### Work request
Word for word, print the entries that follow.

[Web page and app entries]

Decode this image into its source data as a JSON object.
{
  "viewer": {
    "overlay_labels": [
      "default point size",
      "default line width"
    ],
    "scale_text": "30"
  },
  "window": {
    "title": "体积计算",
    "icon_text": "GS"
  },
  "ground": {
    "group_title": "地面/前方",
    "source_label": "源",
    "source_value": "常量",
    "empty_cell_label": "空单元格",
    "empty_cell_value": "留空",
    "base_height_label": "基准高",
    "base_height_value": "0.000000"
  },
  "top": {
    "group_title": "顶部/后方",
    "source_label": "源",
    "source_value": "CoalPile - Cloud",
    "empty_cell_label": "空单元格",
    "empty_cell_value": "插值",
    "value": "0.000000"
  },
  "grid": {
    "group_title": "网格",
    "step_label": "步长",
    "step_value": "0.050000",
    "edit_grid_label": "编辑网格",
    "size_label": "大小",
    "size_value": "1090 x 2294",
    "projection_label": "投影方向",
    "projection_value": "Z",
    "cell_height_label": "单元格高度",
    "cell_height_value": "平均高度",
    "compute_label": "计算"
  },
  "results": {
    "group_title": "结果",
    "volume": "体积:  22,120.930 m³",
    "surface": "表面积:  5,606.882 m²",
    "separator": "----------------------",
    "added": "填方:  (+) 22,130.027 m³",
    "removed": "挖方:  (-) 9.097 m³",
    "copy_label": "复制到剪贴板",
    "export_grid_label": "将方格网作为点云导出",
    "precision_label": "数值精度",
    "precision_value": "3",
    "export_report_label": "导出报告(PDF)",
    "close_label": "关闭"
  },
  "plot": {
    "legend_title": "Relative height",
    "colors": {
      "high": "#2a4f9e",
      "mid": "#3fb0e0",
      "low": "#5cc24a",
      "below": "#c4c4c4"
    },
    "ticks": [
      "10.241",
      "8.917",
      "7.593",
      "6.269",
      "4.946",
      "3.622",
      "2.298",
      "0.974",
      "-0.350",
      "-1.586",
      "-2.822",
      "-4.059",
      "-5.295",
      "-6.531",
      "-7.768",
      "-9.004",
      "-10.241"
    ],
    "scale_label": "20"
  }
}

### Answer section
Decode this image into its source data as a JSON object.
{
  "viewer": {
    "overlay_labels": [
      "default point size",
      "default line width"
    ],
    "scale_text": "30"
  },
  "window": {
    "title": "体积计算",
    "icon_text": "GS"
  },
  "ground": {
    "group_title": "地面/前方",
    "source_label": "源",
    "source_value": "常量",
    "empty_cell_label": "空单元格",
    "empty_cell_value": "留空",
    "base_height_label": "基准高",
    "base_height_value": "0.000000"
  },
  "top": {
    "group_title": "顶部/后方",
    "source_label": "源",
    "source_value": "CoalPile - Cloud",
    "empty_cell_label": "空单元格",
    "empty_cell_value": "插值",
    "value": "0.000000"
  },
  "grid": {
    "group_title": "网格",
    "step_label": "步长",
    "step_value": "0.050000",
    "edit_grid_label": "编辑网格",
    "size_label": "大小",
    "size_value": "1090 x 2294",
    "projection_label": "投影方向",
    "projection_value": "Z",
    "cell_height_label": "单元格高度",
    "cell_height_value": "平均高度",
    "compute_label": "计算"
  },
  "results": {
    "group_title": "结果",
    "volume": "体积:  22,120.930 m³",
    "surface": "表面积:  5,606.882 m²",
    "separator": "----------------------",
    "added": "填方:  (+) 22,130.027 m³",
    "removed": "挖方:  (-) 9.097 m³",
    "copy_label": "复制到剪贴板",
    "export_grid_label": "将方格网作为点云导出",
    "precision_label": "数值精度",
    "precision_value": "3",
    "export_report_label": "导出报告(PDF)",
    "close_label": "关闭"
  },
  "plot": {
    "legend_title": "Relative height",
    "colors": {
      "high": "#2a4f9e",
      "mid": "#3fb0e0",
      "low": "#5cc24a",
      "below": "#c4c4c4"
    },
    "ticks": [
      "10.241",
      "8.917",
      "7.593",
      "6.269",
      "4.946",
      "3.622",
      "2.298",
      "0.974",
      "-0.350",
      "-1.586",
      "-2.822",
      "-4.059",
      "-5.295",
      "-6.531",
      "-7.768",
      "-9.004",
      "-10.241"
    ],
    "scale_label": "20"
  }
}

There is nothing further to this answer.